Parson, a former sheriff of Polk County in southwest Missouri who's running for the Republican nomination for lieutenant governor in the Aug. 2 primary, said the recent tragedies hit home. During his time as sheriff, two of his officers were shot, one of whom was killed, and his brother-in-law was killed in the line of duty as an EMT.

"I have never seen what I'm seeing in today's time, and I've never seen it especially in Missouri when it comes to the law enforcement issues," Parson said. "As you look around this country and this state and you see what's happening to law enforcement officers is unacceptable, and we've never been down this road before."

Parson said he plans to go back to the Capitol and meet with other senators about changing state statutes so that deliberate targets against law enforcement officers are classified as hate crimes.

He recalled being sheriff as the highlight of his professional career. If crimes against officers continue to unfold, it will deter more from entering the force, he said.

Cole County Sheriff Greg White was present and said it's harder to recruit officers now more than ever. During this time, officers may be reconsidering their careers and it's difficult to fill open positions.

He also said one of the hardest aspects of the job is maintaining a professional demeanor during "harsh" circumstances. The officers go through intensive training,l and most officers want to execute their jobs within the parameters of the law, he said.

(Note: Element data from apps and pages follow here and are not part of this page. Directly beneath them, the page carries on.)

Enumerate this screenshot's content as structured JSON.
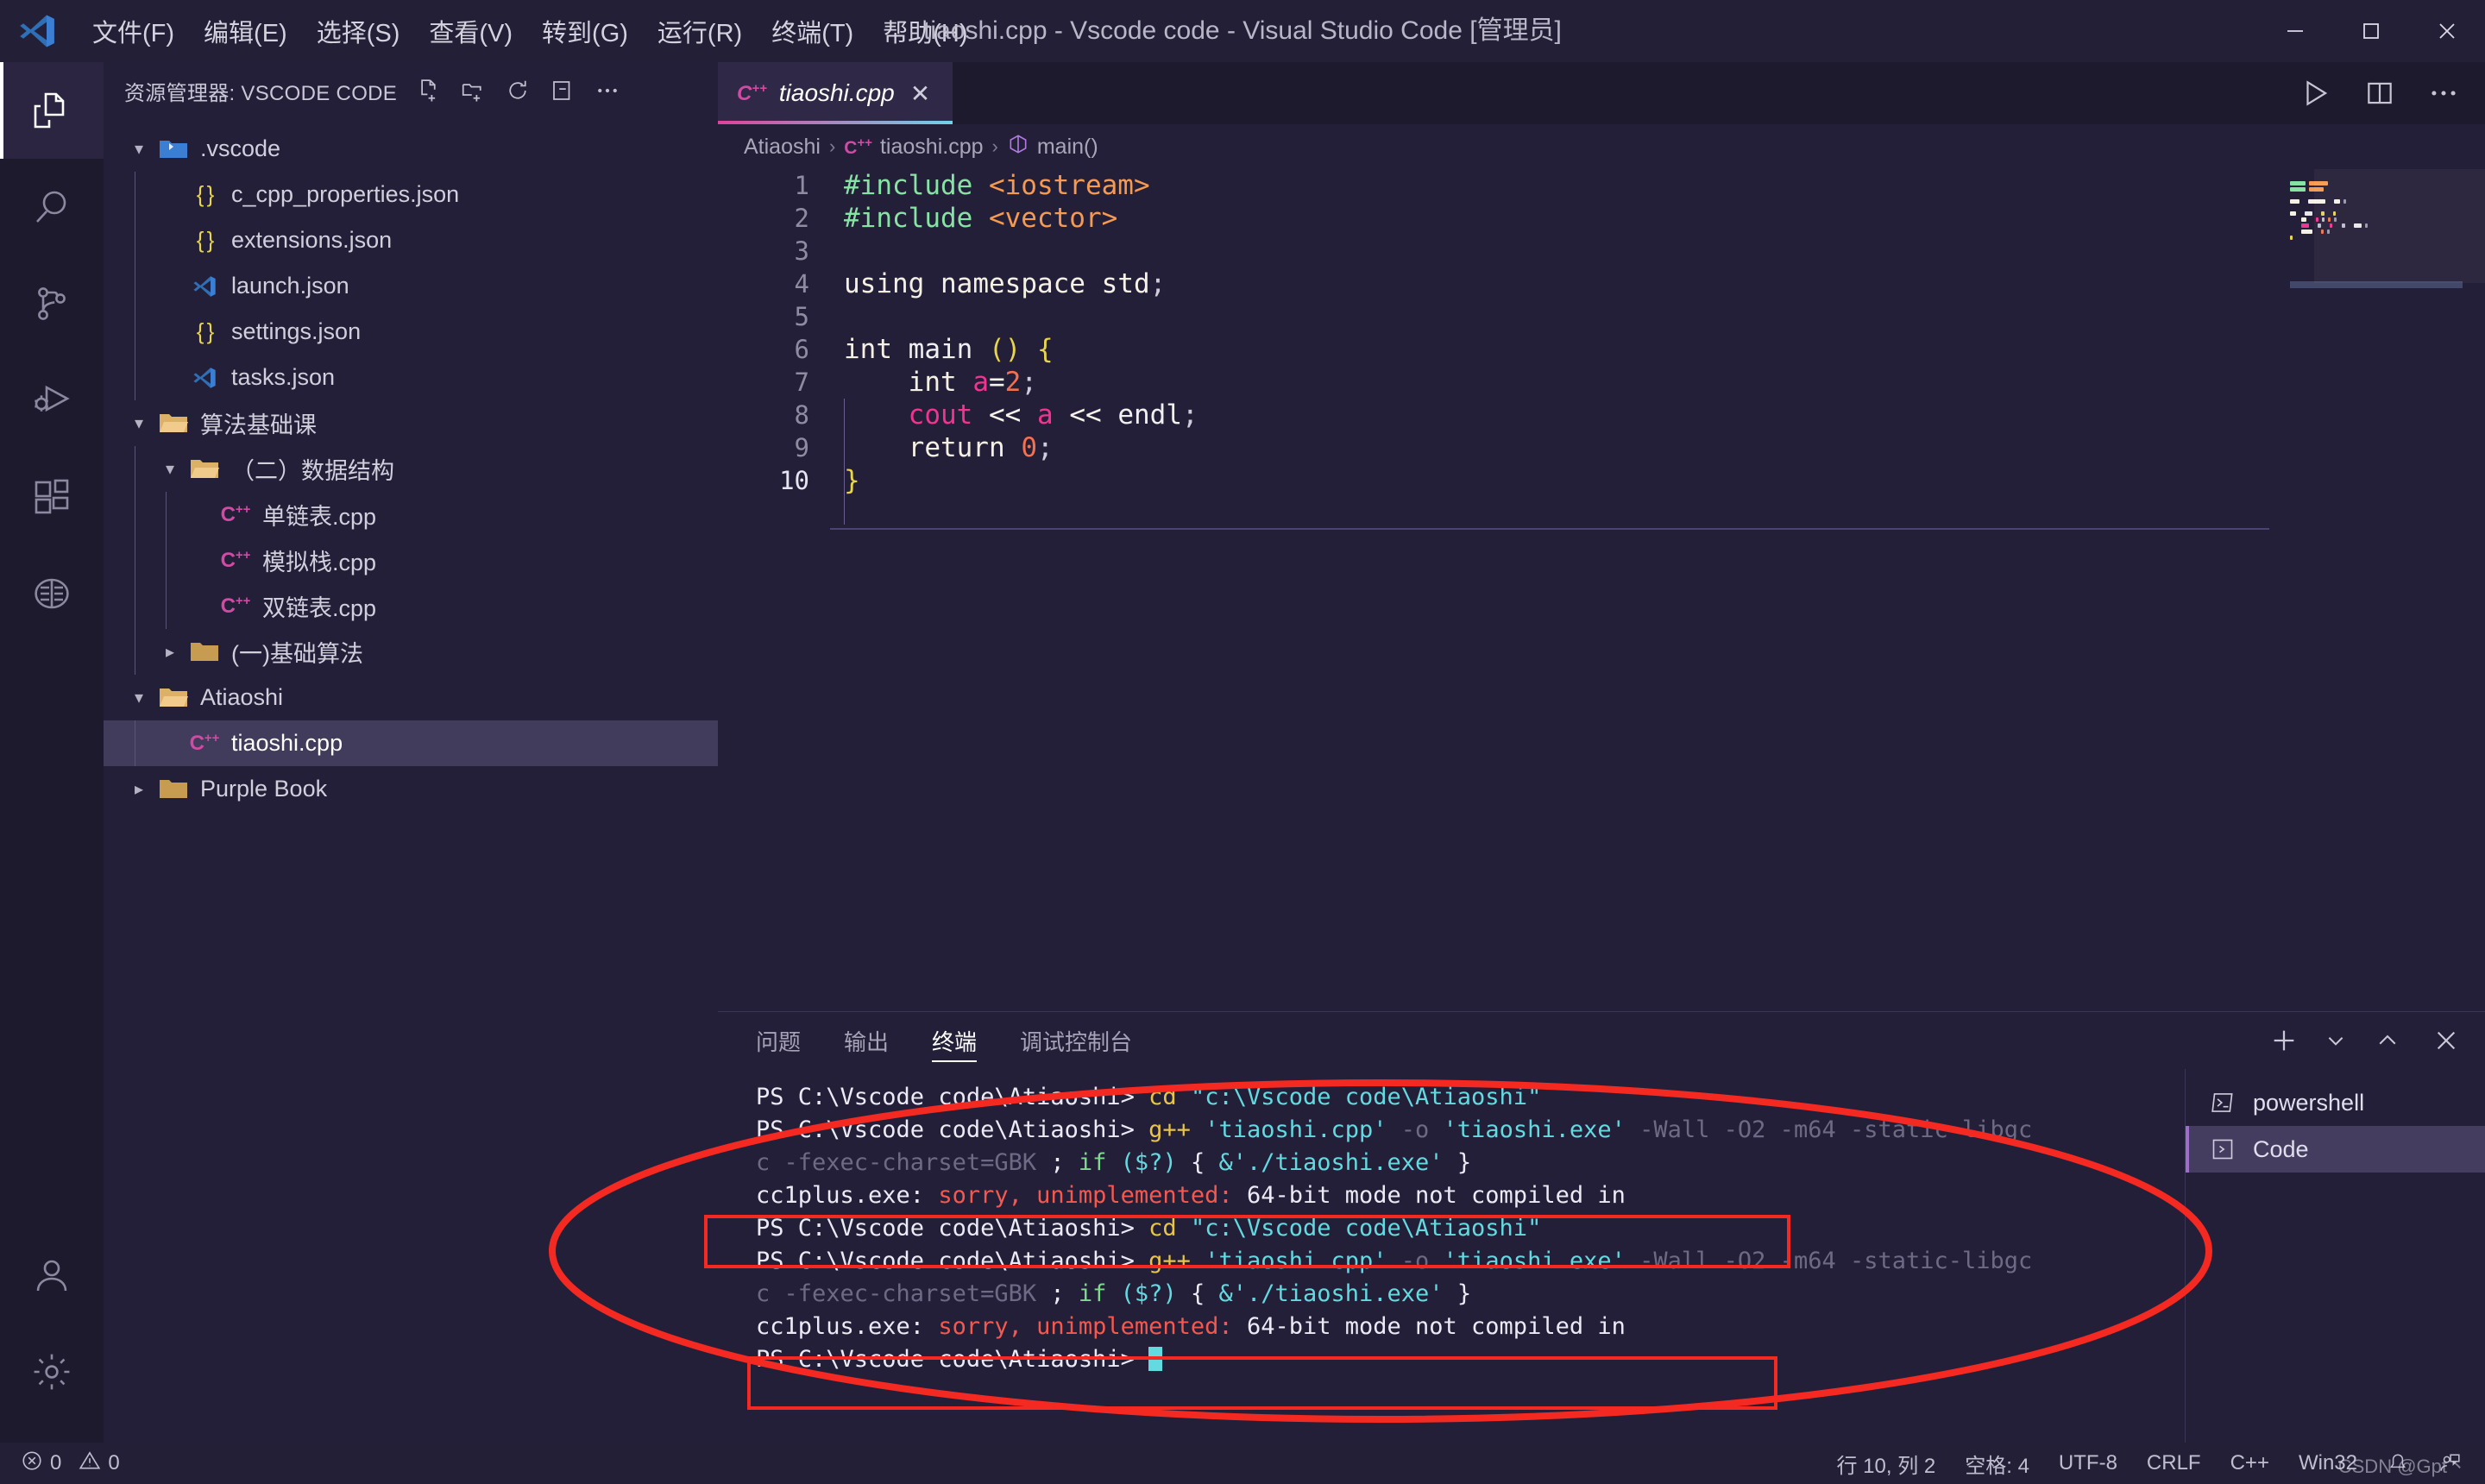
{
  "window": {
    "title": "tiaoshi.cpp - Vscode code - Visual Studio Code [管理员]",
    "logo": "vscode-logo",
    "minimize": "–",
    "maximize": "▢",
    "close": "✕"
  },
  "menu": {
    "items": [
      {
        "label": "文件(F)",
        "name": "menu-file"
      },
      {
        "label": "编辑(E)",
        "name": "menu-edit"
      },
      {
        "label": "选择(S)",
        "name": "menu-selection"
      },
      {
        "label": "查看(V)",
        "name": "menu-view"
      },
      {
        "label": "转到(G)",
        "name": "menu-go"
      },
      {
        "label": "运行(R)",
        "name": "menu-run"
      },
      {
        "label": "终端(T)",
        "name": "menu-terminal"
      },
      {
        "label": "帮助(H)",
        "name": "menu-help"
      }
    ]
  },
  "activitybar": {
    "items": [
      {
        "icon": "files-explorer-icon",
        "active": true
      },
      {
        "icon": "search-icon",
        "active": false
      },
      {
        "icon": "source-control-icon",
        "active": false
      },
      {
        "icon": "run-and-debug-icon",
        "active": false
      },
      {
        "icon": "extensions-icon",
        "active": false
      },
      {
        "icon": "remote-explorer-icon",
        "active": false
      }
    ],
    "bottom": [
      {
        "icon": "account-icon"
      },
      {
        "icon": "gear-icon"
      }
    ]
  },
  "explorer": {
    "title": "资源管理器: VSCODE CODE",
    "actions": [
      {
        "icon": "new-file-icon"
      },
      {
        "icon": "new-folder-icon"
      },
      {
        "icon": "refresh-icon"
      },
      {
        "icon": "collapse-all-icon"
      },
      {
        "icon": "more-actions-icon"
      }
    ],
    "tree": [
      {
        "label": ".vscode",
        "indent": 0,
        "type": "folder",
        "twisty": "▾",
        "icon": "vscode-folder-icon",
        "selected": false
      },
      {
        "label": "c_cpp_properties.json",
        "indent": 1,
        "type": "json",
        "twisty": "",
        "icon": "json-icon",
        "selected": false
      },
      {
        "label": "extensions.json",
        "indent": 1,
        "type": "json",
        "twisty": "",
        "icon": "json-icon",
        "selected": false
      },
      {
        "label": "launch.json",
        "indent": 1,
        "type": "vsc",
        "twisty": "",
        "icon": "vscode-file-icon",
        "selected": false
      },
      {
        "label": "settings.json",
        "indent": 1,
        "type": "json",
        "twisty": "",
        "icon": "json-icon",
        "selected": false
      },
      {
        "label": "tasks.json",
        "indent": 1,
        "type": "vsc",
        "twisty": "",
        "icon": "vscode-file-icon",
        "selected": false
      },
      {
        "label": "算法基础课",
        "indent": 0,
        "type": "folder",
        "twisty": "▾",
        "icon": "folder-open-icon",
        "selected": false
      },
      {
        "label": "（二）数据结构",
        "indent": 1,
        "type": "folder",
        "twisty": "▾",
        "icon": "folder-open-icon",
        "selected": false
      },
      {
        "label": "单链表.cpp",
        "indent": 2,
        "type": "cpp",
        "twisty": "",
        "icon": "cpp-icon",
        "selected": false
      },
      {
        "label": "模拟栈.cpp",
        "indent": 2,
        "type": "cpp",
        "twisty": "",
        "icon": "cpp-icon",
        "selected": false
      },
      {
        "label": "双链表.cpp",
        "indent": 2,
        "type": "cpp",
        "twisty": "",
        "icon": "cpp-icon",
        "selected": false
      },
      {
        "label": "(一)基础算法",
        "indent": 1,
        "type": "folder",
        "twisty": "▸",
        "icon": "folder-closed-icon",
        "selected": false
      },
      {
        "label": "Atiaoshi",
        "indent": 0,
        "type": "folder",
        "twisty": "▾",
        "icon": "folder-open-icon",
        "selected": false
      },
      {
        "label": "tiaoshi.cpp",
        "indent": 1,
        "type": "cpp",
        "twisty": "",
        "icon": "cpp-icon",
        "selected": true
      },
      {
        "label": "Purple Book",
        "indent": 0,
        "type": "folder",
        "twisty": "▸",
        "icon": "folder-closed-icon",
        "selected": false
      }
    ]
  },
  "editor": {
    "tab": {
      "label": "tiaoshi.cpp",
      "icon": "cpp-icon",
      "close": "✕"
    },
    "actions": [
      {
        "icon": "run-code-icon"
      },
      {
        "icon": "split-editor-icon"
      },
      {
        "icon": "more-actions-icon"
      }
    ],
    "breadcrumb": [
      {
        "label": "Atiaoshi",
        "icon": ""
      },
      {
        "label": "tiaoshi.cpp",
        "icon": "cpp-icon"
      },
      {
        "label": "main()",
        "icon": "symbol-method-icon"
      }
    ],
    "breadcrumb_separator": "›",
    "lines": [
      {
        "n": "1",
        "tokens": [
          {
            "t": "#include ",
            "c": "pp"
          },
          {
            "t": "<iostream>",
            "c": "hdr"
          }
        ]
      },
      {
        "n": "2",
        "tokens": [
          {
            "t": "#include ",
            "c": "pp"
          },
          {
            "t": "<vector>",
            "c": "hdr"
          }
        ]
      },
      {
        "n": "3",
        "tokens": []
      },
      {
        "n": "4",
        "tokens": [
          {
            "t": "using",
            "c": "kw"
          },
          {
            "t": " ",
            "c": "op"
          },
          {
            "t": "namespace",
            "c": "kw"
          },
          {
            "t": " ",
            "c": "op"
          },
          {
            "t": "std",
            "c": "type"
          },
          {
            "t": ";",
            "c": "semi"
          }
        ]
      },
      {
        "n": "5",
        "tokens": []
      },
      {
        "n": "6",
        "tokens": [
          {
            "t": "int",
            "c": "kw"
          },
          {
            "t": " ",
            "c": "op"
          },
          {
            "t": "main",
            "c": "fn"
          },
          {
            "t": " ",
            "c": "op"
          },
          {
            "t": "()",
            "c": "brace-y"
          },
          {
            "t": " ",
            "c": "op"
          },
          {
            "t": "{",
            "c": "brace-y"
          }
        ]
      },
      {
        "n": "7",
        "tokens": [
          {
            "t": "    ",
            "c": "op"
          },
          {
            "t": "int",
            "c": "kw"
          },
          {
            "t": " ",
            "c": "op"
          },
          {
            "t": "a",
            "c": "var"
          },
          {
            "t": "=",
            "c": "op"
          },
          {
            "t": "2",
            "c": "num"
          },
          {
            "t": ";",
            "c": "semi"
          }
        ]
      },
      {
        "n": "8",
        "tokens": [
          {
            "t": "    ",
            "c": "op"
          },
          {
            "t": "cout",
            "c": "stream"
          },
          {
            "t": " ",
            "c": "op"
          },
          {
            "t": "<<",
            "c": "op"
          },
          {
            "t": " ",
            "c": "op"
          },
          {
            "t": "a",
            "c": "var"
          },
          {
            "t": " ",
            "c": "op"
          },
          {
            "t": "<<",
            "c": "op"
          },
          {
            "t": " ",
            "c": "op"
          },
          {
            "t": "endl",
            "c": "fn"
          },
          {
            "t": ";",
            "c": "semi"
          }
        ]
      },
      {
        "n": "9",
        "tokens": [
          {
            "t": "    ",
            "c": "op"
          },
          {
            "t": "return",
            "c": "kw"
          },
          {
            "t": " ",
            "c": "op"
          },
          {
            "t": "0",
            "c": "num"
          },
          {
            "t": ";",
            "c": "semi"
          }
        ]
      },
      {
        "n": "10",
        "tokens": [
          {
            "t": "}",
            "c": "brace-y"
          }
        ],
        "current": true
      }
    ]
  },
  "panel": {
    "tabs": [
      {
        "label": "问题",
        "active": false
      },
      {
        "label": "输出",
        "active": false
      },
      {
        "label": "终端",
        "active": true
      },
      {
        "label": "调试控制台",
        "active": false
      }
    ],
    "actions": [
      {
        "icon": "add-terminal-icon"
      },
      {
        "icon": "chevron-down-icon"
      },
      {
        "icon": "chevron-up-icon"
      },
      {
        "icon": "close-icon"
      }
    ],
    "terminal_lines": [
      [
        {
          "t": "PS C:\\Vscode code\\Atiaoshi> ",
          "c": "t-white"
        },
        {
          "t": "cd ",
          "c": "t-yellow"
        },
        {
          "t": "\"c:\\Vscode code\\Atiaoshi\"",
          "c": "t-cyan"
        }
      ],
      [
        {
          "t": "PS C:\\Vscode code\\Atiaoshi> ",
          "c": "t-white"
        },
        {
          "t": "g++ ",
          "c": "t-yellow"
        },
        {
          "t": "'tiaoshi.cpp'",
          "c": "t-cyan"
        },
        {
          "t": " -o ",
          "c": "t-grey"
        },
        {
          "t": "'tiaoshi.exe'",
          "c": "t-cyan"
        },
        {
          "t": " -Wall -O2 -m64 -static-libgc",
          "c": "t-grey"
        }
      ],
      [
        {
          "t": "c -fexec-charset=GBK",
          "c": "t-grey"
        },
        {
          "t": " ; ",
          "c": "t-white"
        },
        {
          "t": "if ",
          "c": "t-green"
        },
        {
          "t": "($?)",
          "c": "t-cyan"
        },
        {
          "t": " { ",
          "c": "t-white"
        },
        {
          "t": "&'./tiaoshi.exe'",
          "c": "t-cyan"
        },
        {
          "t": " }",
          "c": "t-white"
        }
      ],
      [
        {
          "t": "cc1plus.exe: ",
          "c": "t-white"
        },
        {
          "t": "sorry, unimplemented:",
          "c": "t-red"
        },
        {
          "t": " 64-bit mode not compiled in",
          "c": "t-white"
        }
      ],
      [
        {
          "t": "PS C:\\Vscode code\\Atiaoshi> ",
          "c": "t-white"
        },
        {
          "t": "cd ",
          "c": "t-yellow"
        },
        {
          "t": "\"c:\\Vscode code\\Atiaoshi\"",
          "c": "t-cyan"
        }
      ],
      [
        {
          "t": "PS C:\\Vscode code\\Atiaoshi> ",
          "c": "t-white"
        },
        {
          "t": "g++ ",
          "c": "t-yellow"
        },
        {
          "t": "'tiaoshi.cpp'",
          "c": "t-cyan"
        },
        {
          "t": " -o ",
          "c": "t-grey"
        },
        {
          "t": "'tiaoshi.exe'",
          "c": "t-cyan"
        },
        {
          "t": " -Wall -O2 -m64 -static-libgc",
          "c": "t-grey"
        }
      ],
      [
        {
          "t": "c -fexec-charset=GBK",
          "c": "t-grey"
        },
        {
          "t": " ; ",
          "c": "t-white"
        },
        {
          "t": "if ",
          "c": "t-green"
        },
        {
          "t": "($?)",
          "c": "t-cyan"
        },
        {
          "t": " { ",
          "c": "t-white"
        },
        {
          "t": "&'./tiaoshi.exe'",
          "c": "t-cyan"
        },
        {
          "t": " }",
          "c": "t-white"
        }
      ],
      [
        {
          "t": "cc1plus.exe: ",
          "c": "t-white"
        },
        {
          "t": "sorry, unimplemented:",
          "c": "t-red"
        },
        {
          "t": " 64-bit mode not compiled in",
          "c": "t-white"
        }
      ],
      [
        {
          "t": "PS C:\\Vscode code\\Atiaoshi> ",
          "c": "t-white"
        },
        {
          "t": "__CURSOR__",
          "c": "t-cursor"
        }
      ]
    ],
    "terminal_list": [
      {
        "label": "powershell",
        "icon": "powershell-icon",
        "active": false
      },
      {
        "label": "Code",
        "icon": "terminal-icon",
        "active": true
      }
    ]
  },
  "statusbar": {
    "errors_icon": "error-circle-icon",
    "errors": "0",
    "warnings_icon": "warning-triangle-icon",
    "warnings": "0",
    "right": [
      {
        "label": "行 10, 列 2",
        "name": "cursor-position"
      },
      {
        "label": "空格: 4",
        "name": "indentation"
      },
      {
        "label": "UTF-8",
        "name": "encoding"
      },
      {
        "label": "CRLF",
        "name": "eol"
      },
      {
        "label": "C++",
        "name": "language-mode"
      },
      {
        "label": "Win32",
        "name": "platform"
      }
    ],
    "bell_icon": "bell-icon",
    "feedback_icon": "feedback-icon"
  },
  "watermark": "CSDN @Gpt丶",
  "annotations": {
    "color": "#f42a22",
    "ellipse_label": "terminal-error-ellipse",
    "box_labels": [
      "error-box-1",
      "error-box-2"
    ]
  },
  "colors": {
    "accent_pink": "#e0419c",
    "accent_cyan": "#6fd3e8",
    "bg": "#24203a",
    "sidebar_bg": "#241f38",
    "activitybar_bg": "#1e1a2e",
    "selection": "#413b5c",
    "error_red": "#f42a22"
  }
}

"One gentlemen went through a shoot-don't-shoot curriculum, and he came out and said, 'I had no idea how much pressure you were under to make a split-second decision,'" White said. "There's a lot of time to look back on it and perceive what they think they would do. You're having to make split-second decisions, and it's very difficult."

He said the key to softening mistrust of police officers is developing relationships with the community. Officers don't always have a community tie to the area they're responding to, and it can be difficult to get past that, he said. But regardless, they have to go where they're called.

"There are divides racially in this nation; there are divides economically," he said. "To say there's not a divide would be ludicrous."

Parson said it's going to take the Black Lives Movement — and other organizations — working with the police to resolve the tension. Legislative actions can't fix the problem, but leaders federally, statewide and locally need to work together to figure out the best course of action, he said.

"Committing crimes isn't going to make things better," he added. "We're going to move backwards."

He said he takes issue with protesters committing crimes under the umbrella of the Black Lives Matter movement and other protesting organizations.

He said he doesn't blame the organization as a whole for the crimes that have been committed; he blames the people who use the organization as "a shelter to say, 'Hey, this is why I'm committing a crime.'"

"I'm talking about when people in Ferguson, Missouri, under the umbrella of an activist group throw urine on law enforcement officers," Parson said. "I think that's much more than speech. That's a commitment to doing something to me that's unlawful. I'm talking about spitting on people, someone sticks a camera in your face six inches away and you're trying to do your duty as a sworn-in officer."

If the violence doesn't end, Parson said, it will only deter more quality individuals from going into law enforcement and the public will suffer.

White said the sheriff's department has purchased body cameras for greater transparency and will implement them once they have all the proper technology. 

The department is currently using dash cameras and cameras on tasers.

He said they almost never go to trial over the use of a taser because the footage is readily available. If the department found out an officer lied about an incident in his or her report, then the officer would be terminated.

During interactions with the public, White said, he tries to deal with everyone the way he would like to be treated.

"The key to all of this is content of character and human relations," he said.